(TASK PROMPT)
Return all the lines below exactly as written. Drop every picture.

(INFORMATION GIVEN)
────────────────────────────────────────

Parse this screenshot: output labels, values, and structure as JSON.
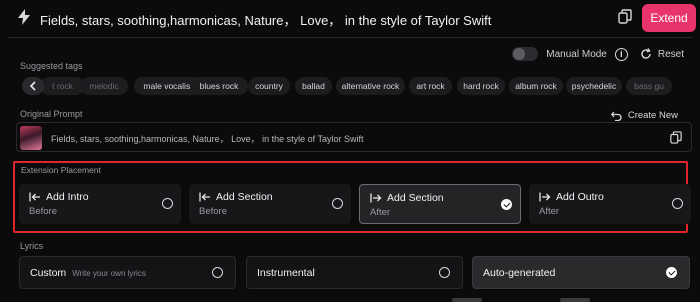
{
  "header": {
    "prompt": "Fields, stars, soothing,harmonicas, Nature， Love， in the style of Taylor Swift",
    "extend_label": "Extend"
  },
  "controls": {
    "manual_mode_label": "Manual Mode",
    "manual_mode_on": false,
    "reset_label": "Reset"
  },
  "suggested_tags": {
    "label": "Suggested tags",
    "items": [
      "t rock",
      "melodic",
      "male vocalist",
      "blues rock",
      "country",
      "ballad",
      "alternative rock",
      "art rock",
      "hard rock",
      "album rock",
      "psychedelic",
      "bass gu"
    ]
  },
  "original_prompt": {
    "label": "Original Prompt",
    "create_new_label": "Create New",
    "text": "Fields, stars, soothing,harmonicas, Nature， Love， in the style of Taylor Swift"
  },
  "extension_placement": {
    "label": "Extension Placement",
    "options": [
      {
        "title": "Add Intro",
        "sub": "Before",
        "icon": "arrow-left-bar-icon",
        "selected": false
      },
      {
        "title": "Add Section",
        "sub": "Before",
        "icon": "arrow-left-bar-icon",
        "selected": false
      },
      {
        "title": "Add Section",
        "sub": "After",
        "icon": "arrow-right-bar-icon",
        "selected": true
      },
      {
        "title": "Add Outro",
        "sub": "After",
        "icon": "arrow-right-bar-icon",
        "selected": false
      }
    ]
  },
  "lyrics": {
    "label": "Lyrics",
    "options": [
      {
        "title": "Custom",
        "hint": "Write your own lyrics",
        "selected": false
      },
      {
        "title": "Instrumental",
        "hint": "",
        "selected": false
      },
      {
        "title": "Auto-generated",
        "hint": "",
        "selected": true
      }
    ]
  },
  "colors": {
    "accent": "#e8336b",
    "highlight_border": "#e0262b",
    "background": "#0b0b0c"
  }
}
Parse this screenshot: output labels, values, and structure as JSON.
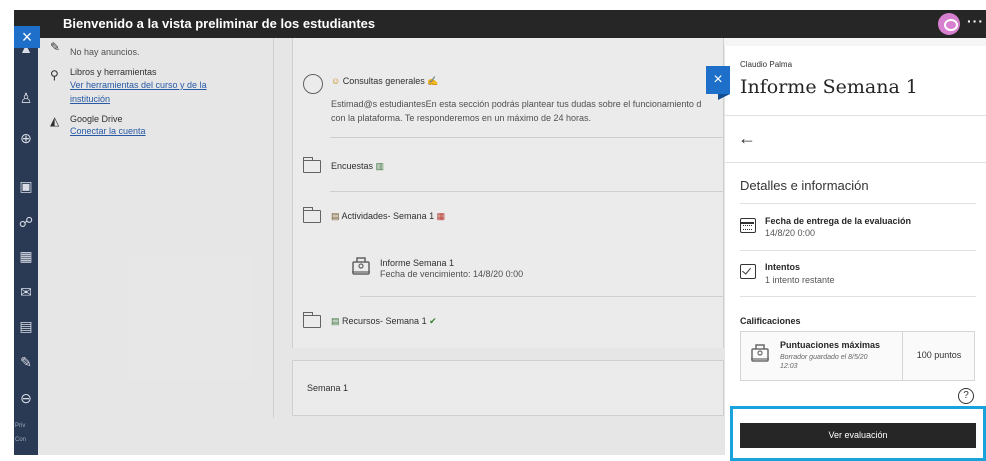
{
  "topbar": {
    "title": "Bienvenido a la vista preliminar de los estudiantes",
    "close_label": "×",
    "more_label": "···"
  },
  "leftnav": {
    "footer_1": "Priv",
    "footer_2": "Con"
  },
  "announcements": {
    "text": "No hay anuncios."
  },
  "tools": {
    "books_title": "Libros y herramientas",
    "books_link_1": "Ver herramientas del curso y de la",
    "books_link_2": "institución",
    "drive_title": "Google Drive",
    "drive_link": "Conectar la cuenta"
  },
  "content": {
    "consultas_title": "Consultas generales",
    "consultas_desc_1": "Estimad@s estudiantesEn esta sección podrás plantear tus dudas sobre el funcionamiento d",
    "consultas_desc_2": "con la plataforma. Te responderemos en un máximo de 24 horas.",
    "encuestas_title": "Encuestas",
    "actividades_title": "Actividades- Semana 1",
    "informe_title": "Informe Semana 1",
    "informe_due": "Fecha de vencimiento: 14/8/20 0:00",
    "recursos_title": "Recursos- Semana 1",
    "semana_title": "Semana 1"
  },
  "side_panel": {
    "close_label": "×",
    "user": "Claudio Palma",
    "title": "Informe Semana 1",
    "back_label": "←",
    "section_title": "Detalles e información",
    "due_label": "Fecha de entrega de la evaluación",
    "due_value": "14/8/20 0:00",
    "attempts_label": "Intentos",
    "attempts_value": "1 intento restante",
    "grades_title": "Calificaciones",
    "grade_label": "Puntuaciones máximas",
    "grade_sub_1": "Borrador guardado el 8/5/20",
    "grade_sub_2": "12:03",
    "grade_points": "100 puntos",
    "help_label": "?",
    "view_button": "Ver evaluación"
  },
  "colors": {
    "accent_blue": "#1d6fc9",
    "topbar": "#262626",
    "leftnav": "#2a3a55",
    "highlight": "#19a3dd",
    "link": "#2a5fb0"
  }
}
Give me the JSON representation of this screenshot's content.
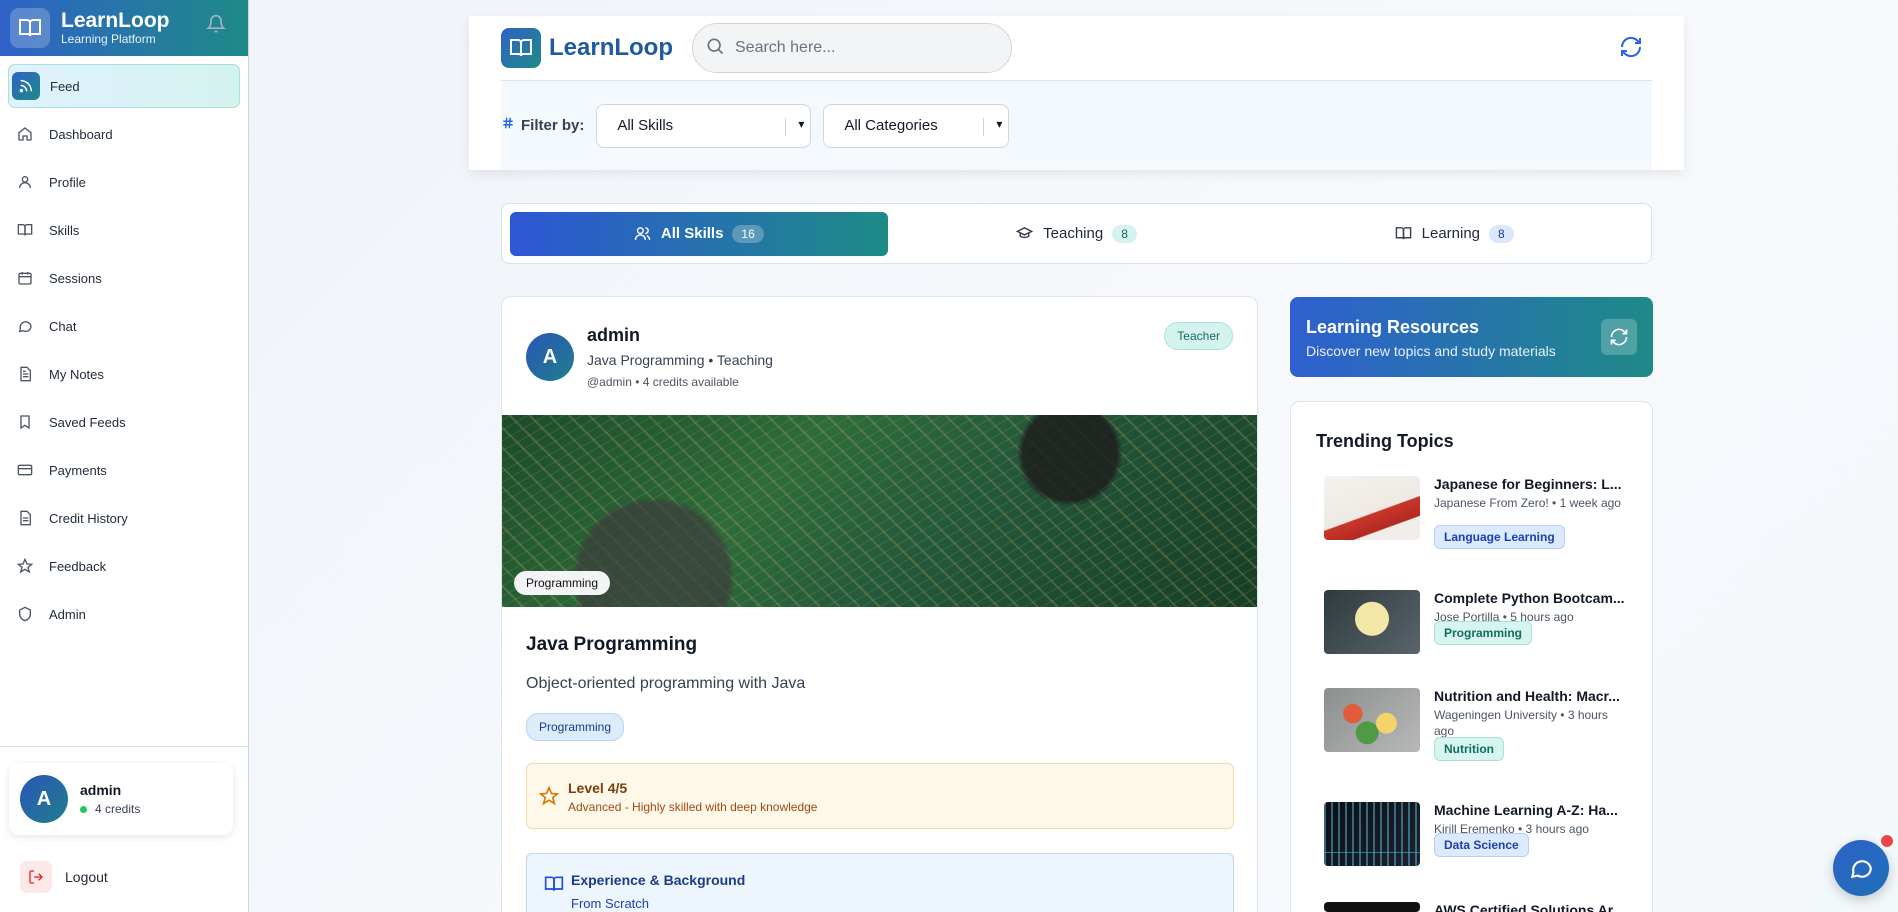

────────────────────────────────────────

(TASK OUTPUT)
Parse this screenshot: output labels, values, and structure as JSON.
{
  "header": {
    "prompt": "Fields, stars, soothing,harmonicas, Nature， Love， in the style of Taylor Swift",
    "extend_label": "Extend"
  },
  "controls": {
    "manual_mode_label": "Manual Mode",
    "manual_mode_on": false,
    "reset_label": "Reset"
  },
  "suggested_tags": {
    "label": "Suggested tags",
    "items": [
      "t rock",
      "melodic",
      "male vocalist",
      "blues rock",
      "country",
      "ballad",
      "alternative rock",
      "art rock",
      "hard rock",
      "album rock",
      "psychedelic",
      "bass gu"
    ]
  },
  "original_prompt": {
    "label": "Original Prompt",
    "create_new_label": "Create New",
    "text": "Fields, stars, soothing,harmonicas, Nature， Love， in the style of Taylor Swift"
  },
  "extension_placement": {
    "label": "Extension Placement",
    "options": [
      {
        "title": "Add Intro",
        "sub": "Before",
        "icon": "arrow-left-bar-icon",
        "selected": false
      },
      {
        "title": "Add Section",
        "sub": "Before",
        "icon": "arrow-left-bar-icon",
        "selected": false
      },
      {
        "title": "Add Section",
        "sub": "After",
        "icon": "arrow-right-bar-icon",
        "selected": true
      },
      {
        "title": "Add Outro",
        "sub": "After",
        "icon": "arrow-right-bar-icon",
        "selected": false
      }
    ]
  },
  "lyrics": {
    "label": "Lyrics",
    "options": [
      {
        "title": "Custom",
        "hint": "Write your own lyrics",
        "selected": false
      },
      {
        "title": "Instrumental",
        "hint": "",
        "selected": false
      },
      {
        "title": "Auto-generated",
        "hint": "",
        "selected": true
      }
    ]
  },
  "colors": {
    "accent": "#e8336b",
    "highlight_border": "#e0262b",
    "background": "#0b0b0c"
  }
}
Parse this screenshot: output labels, values, and structure as JSON.
{
  "topbar": {
    "title": "Bienvenido a la vista preliminar de los estudiantes",
    "close_label": "×",
    "more_label": "···"
  },
  "leftnav": {
    "footer_1": "Priv",
    "footer_2": "Con"
  },
  "announcements": {
    "text": "No hay anuncios."
  },
  "tools": {
    "books_title": "Libros y herramientas",
    "books_link_1": "Ver herramientas del curso y de la",
    "books_link_2": "institución",
    "drive_title": "Google Drive",
    "drive_link": "Conectar la cuenta"
  },
  "content": {
    "consultas_title": "Consultas generales",
    "consultas_desc_1": "Estimad@s estudiantesEn esta sección podrás plantear tus dudas sobre el funcionamiento d",
    "consultas_desc_2": "con la plataforma. Te responderemos en un máximo de 24 horas.",
    "encuestas_title": "Encuestas",
    "actividades_title": "Actividades- Semana 1",
    "informe_title": "Informe Semana 1",
    "informe_due": "Fecha de vencimiento: 14/8/20 0:00",
    "recursos_title": "Recursos- Semana 1",
    "semana_title": "Semana 1"
  },
  "side_panel": {
    "close_label": "×",
    "user": "Claudio Palma",
    "title": "Informe Semana 1",
    "back_label": "←",
    "section_title": "Detalles e información",
    "due_label": "Fecha de entrega de la evaluación",
    "due_value": "14/8/20 0:00",
    "attempts_label": "Intentos",
    "attempts_value": "1 intento restante",
    "grades_title": "Calificaciones",
    "grade_label": "Puntuaciones máximas",
    "grade_sub_1": "Borrador guardado el 8/5/20",
    "grade_sub_2": "12:03",
    "grade_points": "100 puntos",
    "help_label": "?",
    "view_button": "Ver evaluación"
  },
  "colors": {
    "accent_blue": "#1d6fc9",
    "topbar": "#262626",
    "leftnav": "#2a3a55",
    "highlight": "#19a3dd",
    "link": "#2a5fb0"
  }
}
Give me the JSON representation of this screenshot's content.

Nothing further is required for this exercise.